UD: Tell me about that project.

RB: We’re working within the frame of an area called “responsible innovation,” where we’re trying to address things that we know are areas of significant concern across different types of new science and technology. So you look at all sorts of different controversial areas, like AI or biotechnology, climate technologies, there’s all sorts of things. The same kinds of concerns from people tend to come up time and again.

And so this framework we’re using is all about trying to address these concerns, anticipating the kinds of impacts that might come from using these technologies. Thinking about the different ways in which the research might be framed as well. Obviously, the way in which you frame your research questions will frame the kinds of answers that you get out of it. And that speaks as well to the modeling — the kinds of questions that you ask, the information you put into your research, will pretty much determine what comes out the other end.

Another key aspect of this work is, and this is the work I’m leading on, is societal engagement stuff. So we’re trying to get a wide range of voices involved in thinking about this. I suppose, to date, the whole debate has been very dominated by a quite a small clique of individuals in the natural and social sciences, who have basically been having this debate for 15 years or so. And often you’ll find that they make claims on behalf of other people, quite often vulnerable communities or the Global South in particular.
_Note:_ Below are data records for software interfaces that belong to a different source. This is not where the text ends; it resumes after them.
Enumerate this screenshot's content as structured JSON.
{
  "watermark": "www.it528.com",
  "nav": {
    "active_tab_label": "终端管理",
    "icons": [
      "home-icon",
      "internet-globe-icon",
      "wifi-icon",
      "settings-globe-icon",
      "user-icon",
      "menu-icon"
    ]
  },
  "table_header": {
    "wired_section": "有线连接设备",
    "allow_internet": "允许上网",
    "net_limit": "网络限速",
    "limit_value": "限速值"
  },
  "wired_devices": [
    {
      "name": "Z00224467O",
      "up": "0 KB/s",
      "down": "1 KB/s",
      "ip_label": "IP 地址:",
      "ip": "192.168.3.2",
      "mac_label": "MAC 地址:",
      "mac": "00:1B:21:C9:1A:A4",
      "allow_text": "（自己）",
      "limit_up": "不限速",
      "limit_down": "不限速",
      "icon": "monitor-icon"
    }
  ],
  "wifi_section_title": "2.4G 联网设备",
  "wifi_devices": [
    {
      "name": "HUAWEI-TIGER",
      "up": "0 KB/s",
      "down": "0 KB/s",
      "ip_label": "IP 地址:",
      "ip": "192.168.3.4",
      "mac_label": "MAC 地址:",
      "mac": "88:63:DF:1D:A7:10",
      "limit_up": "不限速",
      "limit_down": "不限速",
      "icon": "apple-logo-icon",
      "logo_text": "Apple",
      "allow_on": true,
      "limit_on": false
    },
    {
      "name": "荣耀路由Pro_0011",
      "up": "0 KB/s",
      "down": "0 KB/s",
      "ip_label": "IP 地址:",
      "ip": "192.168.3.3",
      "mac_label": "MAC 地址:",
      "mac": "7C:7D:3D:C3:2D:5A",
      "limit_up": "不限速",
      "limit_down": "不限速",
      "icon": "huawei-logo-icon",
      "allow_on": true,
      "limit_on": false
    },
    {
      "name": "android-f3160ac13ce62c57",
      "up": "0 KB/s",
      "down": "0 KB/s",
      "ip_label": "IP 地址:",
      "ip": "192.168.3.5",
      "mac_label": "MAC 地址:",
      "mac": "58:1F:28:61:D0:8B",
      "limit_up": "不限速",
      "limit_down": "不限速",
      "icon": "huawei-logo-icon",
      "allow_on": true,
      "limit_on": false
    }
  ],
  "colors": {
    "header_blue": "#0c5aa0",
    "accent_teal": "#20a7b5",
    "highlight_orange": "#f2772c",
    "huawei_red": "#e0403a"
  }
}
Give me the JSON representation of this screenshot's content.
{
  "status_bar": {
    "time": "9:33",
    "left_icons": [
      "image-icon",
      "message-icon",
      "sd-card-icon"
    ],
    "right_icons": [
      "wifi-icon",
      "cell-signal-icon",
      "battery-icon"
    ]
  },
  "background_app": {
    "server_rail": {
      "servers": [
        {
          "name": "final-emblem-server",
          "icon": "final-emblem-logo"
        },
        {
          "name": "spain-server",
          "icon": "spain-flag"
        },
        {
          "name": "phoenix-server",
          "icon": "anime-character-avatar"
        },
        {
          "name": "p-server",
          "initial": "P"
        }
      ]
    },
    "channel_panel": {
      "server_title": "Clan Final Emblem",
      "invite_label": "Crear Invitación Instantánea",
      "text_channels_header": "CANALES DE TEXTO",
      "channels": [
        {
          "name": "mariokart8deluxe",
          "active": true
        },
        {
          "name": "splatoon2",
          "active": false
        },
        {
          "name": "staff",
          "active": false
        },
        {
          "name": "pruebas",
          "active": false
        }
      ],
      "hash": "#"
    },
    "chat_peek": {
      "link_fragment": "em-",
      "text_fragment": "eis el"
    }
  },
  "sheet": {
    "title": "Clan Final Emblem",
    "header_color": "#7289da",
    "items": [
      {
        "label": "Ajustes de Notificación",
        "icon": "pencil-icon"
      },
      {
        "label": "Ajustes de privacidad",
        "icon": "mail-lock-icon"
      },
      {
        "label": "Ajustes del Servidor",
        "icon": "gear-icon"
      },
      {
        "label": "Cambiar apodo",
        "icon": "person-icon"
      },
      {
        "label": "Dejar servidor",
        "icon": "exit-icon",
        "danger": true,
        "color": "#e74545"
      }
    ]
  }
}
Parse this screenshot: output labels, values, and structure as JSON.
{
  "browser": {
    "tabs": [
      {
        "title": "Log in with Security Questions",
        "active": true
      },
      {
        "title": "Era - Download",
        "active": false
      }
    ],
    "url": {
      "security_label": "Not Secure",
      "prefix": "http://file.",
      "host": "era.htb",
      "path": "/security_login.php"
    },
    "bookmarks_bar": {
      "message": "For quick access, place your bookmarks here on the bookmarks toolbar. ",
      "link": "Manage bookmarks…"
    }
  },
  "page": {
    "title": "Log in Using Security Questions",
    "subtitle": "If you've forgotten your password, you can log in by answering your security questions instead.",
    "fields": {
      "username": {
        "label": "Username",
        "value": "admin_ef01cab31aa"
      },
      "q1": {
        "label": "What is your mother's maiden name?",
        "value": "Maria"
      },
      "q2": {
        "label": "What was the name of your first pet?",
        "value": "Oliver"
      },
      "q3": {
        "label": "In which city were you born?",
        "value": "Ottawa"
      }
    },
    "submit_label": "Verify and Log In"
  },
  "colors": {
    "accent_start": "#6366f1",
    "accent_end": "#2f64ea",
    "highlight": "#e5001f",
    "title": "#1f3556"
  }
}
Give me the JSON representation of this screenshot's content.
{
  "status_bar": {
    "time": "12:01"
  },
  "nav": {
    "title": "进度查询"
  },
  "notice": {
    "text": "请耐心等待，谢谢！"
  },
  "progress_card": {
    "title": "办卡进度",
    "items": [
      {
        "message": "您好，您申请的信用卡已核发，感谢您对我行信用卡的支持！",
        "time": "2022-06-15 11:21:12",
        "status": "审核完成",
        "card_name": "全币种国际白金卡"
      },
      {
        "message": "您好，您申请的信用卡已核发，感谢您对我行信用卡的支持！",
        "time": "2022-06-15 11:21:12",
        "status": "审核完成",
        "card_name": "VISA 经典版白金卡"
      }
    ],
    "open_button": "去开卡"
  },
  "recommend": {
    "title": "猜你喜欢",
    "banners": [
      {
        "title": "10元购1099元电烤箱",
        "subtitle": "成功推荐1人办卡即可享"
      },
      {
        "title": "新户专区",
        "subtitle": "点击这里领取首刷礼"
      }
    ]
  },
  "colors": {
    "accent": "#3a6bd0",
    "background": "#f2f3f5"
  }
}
It’s argued that solar geoengineering could offer a way of alleviating some of the risks and harms that are being posed to those who are most vulnerable to the effects of climate change. But at the same time, you could argue that this technology could place those very same people at elevated risk from the use of this technology, and the different impacts that it might bring about.

But very few people have actually gone to these communities to ask them what they think. So that’s one of the things we’re quite keen to do — to really broaden this conversation.

UD: It seems like the very idea of geoengineering is international. What rules or laws ought to govern it?

RB: This area has been described as being a kind of governance black hole. So there is there is a need for governance here, and it’s a very contested space. You may have seen in the last couple of years, there’s been whole debates around whether or not there should be a ban, certainly on deploying solar geoengineering technology, but also whether or not there should be a ban on doing even research.

It’s a very contentious area. I can kind of see both sides of the argument. I think one thing most people would agree on is that there should be a moratorium or a ban on immediate deployment, because I think everyone would agree we just don’t know enough about the effects yet to be able to do it at a global scale.

That said, when it comes to research, it’s much more divisive. On the one hand, people argue that if we don’t research this, then we’ll remain ignorant about what we’re currently ignorant of. And on the other hand, people would argue that remaining ignorant about these things would save us from the folly of pursuing something as outlandish as solar geoengineering.

Dan Falk (@danfalk) is a science journalist based in Toronto and a senior contributor to Undark. His books include “The Science of Shakespeare” and “In Search of Time.”